Will the Apple Watch be a game-changing success or a grand flop? Is it the next yo-yo or the next Arch Deluxe?
Det Ansinn is betting big on the highly anticipated wearable device. The president and founder of Brick Simple in Doylestown, Pa., Ansinn is developing several Apple Watch apps and seems sold on its place in mainstream America. (In fact, he’s the only local developer I could find who’s creating apps specifically for the device.) Read more »
Wawa and 7-Eleven seem like polar opposites when it comes to customer loyalty and brand power.
In one corner is Wawa, beloved by Philadelphians for always being there with a cup of coffee on your morning commute or a late-night Italian hoagie when you’ve had too much to drink.
In the other corner is 7-Eleven, seen by many as corporate, drab and lacking a hometown feel (and the all-important deli counter). In fact, a recent survey found that customers prefer Wawa to 7-Eleven by a 2-to-1 margin. Read more »
When I wrote a few years back about the precipitous drop-off in the number of young men getting driver’s licenses, Uber was just beginning to get off the ground. I didn’t know enough about it to even consider that it might be a factor in the decline of the American male love affair with cars. Time flies; this week the New York Times reported that nowadays, instead of nagging their parents to take them for their driver’s tests and buy them Mustangs when they reach majority, kids are asking for their own Uber accounts.
As a parent, I’m of two minds about this. Considering how dangerous teen driving was even before the invention of cell phones and selfies, having anyone else but my kid behind the wheel when he heads out to a party or concert seems like a great idea. On the other hand, what’s next? Start-ups that come to your house and get you dressed? Hold your fork to your mouth? Read more »
Images via Spylight Solutions LLC
There’s no denying it: TV fashion is freakin’ good right now. Claire Underwood looks first-lady-worthy in smoky blue Ralph Lauren gowns and Olivia Pope dons glorious capes and perfectly tailored suits. Hell, even the teens on Pretty Little Liars are rocking envy-inducing outfits. But, as everyone knows, costume wardrobes are culled far in advance and, with the exception of the Scandal‘s The Limited collab, it can be tricky to nab these looks once they’re splashed across the screen.

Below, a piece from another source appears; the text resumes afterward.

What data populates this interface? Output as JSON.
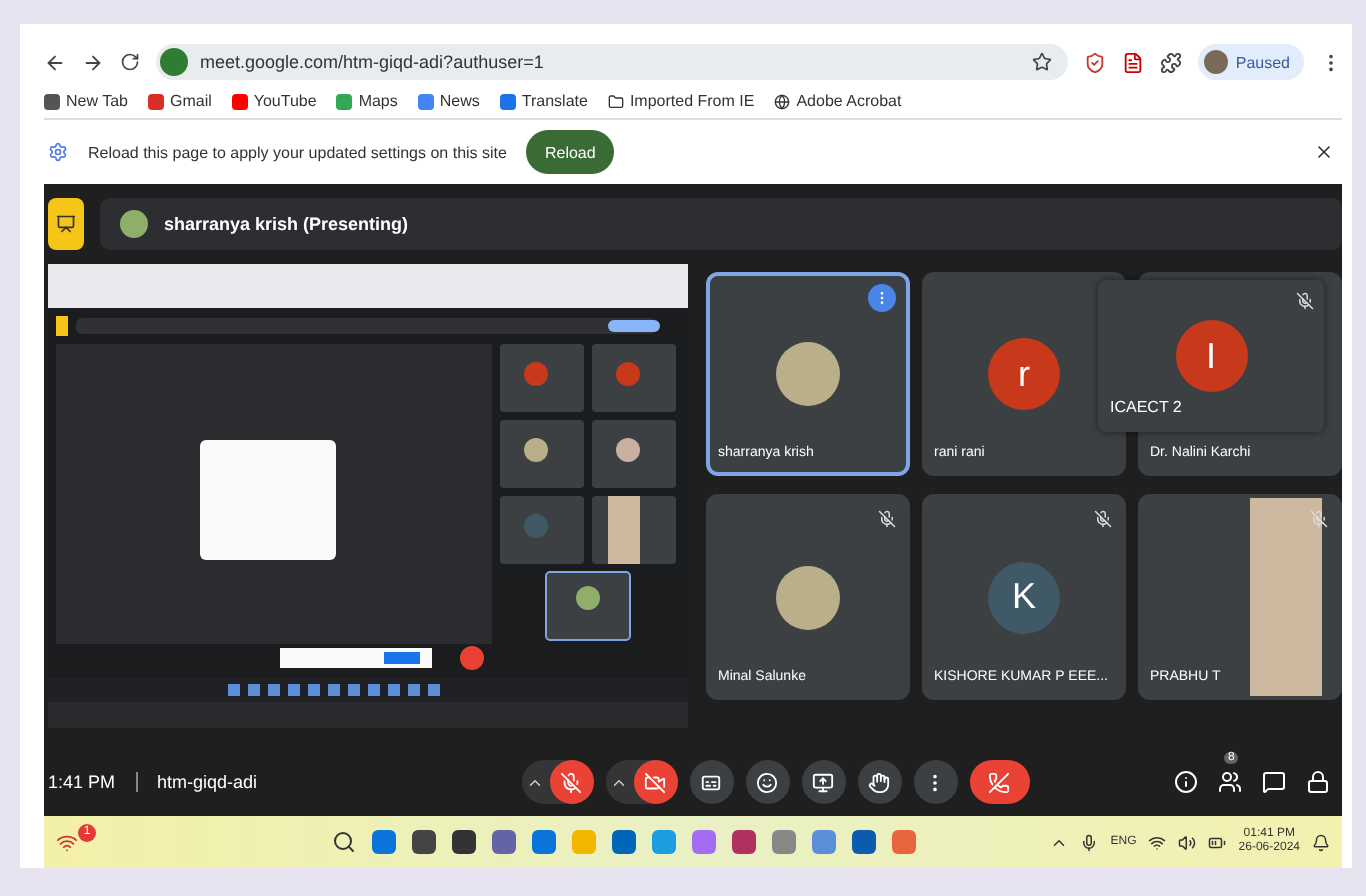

Enter: Spylight, a Shazam-esque app for zeroing in on your favorite looks from popular TV shows and films. Yep, that means Alicia Florrick’s cashmere shawl from last Sunday’s episode of The Good Wife can be yours in just a few clicks. Read more »
A screenshot of the city’s new budget explorer.
The City of Philadelphia launched a really very cool new app today that makes it far, far easier to explore the city’s budget. It’s called Open Budget, and it’s both highly visual and intuitive and genuinely informative.
Users can drill down into each of the city’s funds to explore spending by department. The app shows you spending in this fiscal year and Mayor Nutter’s proposed budget for this coming fiscal year. Zoom in on the Fire department, for instance, and you see the department is budgeted for a big, 30 percent cut in spending on materials and supplies, while increasing spending on contractual services by close to 16 percent. Read more »
Doctors are warning smart phone users that they may develop a syndrome called “text neck” due to constantly playing games and checking email on iPhones and other devices. Well, if that’s the case, this is clearly not what the doctor ordered. Here are five really outstanding apps that can keep you entertained long into any winter storm. Just make sure that you do a little yoga in-between using each one so your neck stays happy. Read more »
On the latest episode of ABC show Shark Tank, a Drexel student walked away with a deal for his Scholly app, which is supposed to help students find scholarships for college. Read more »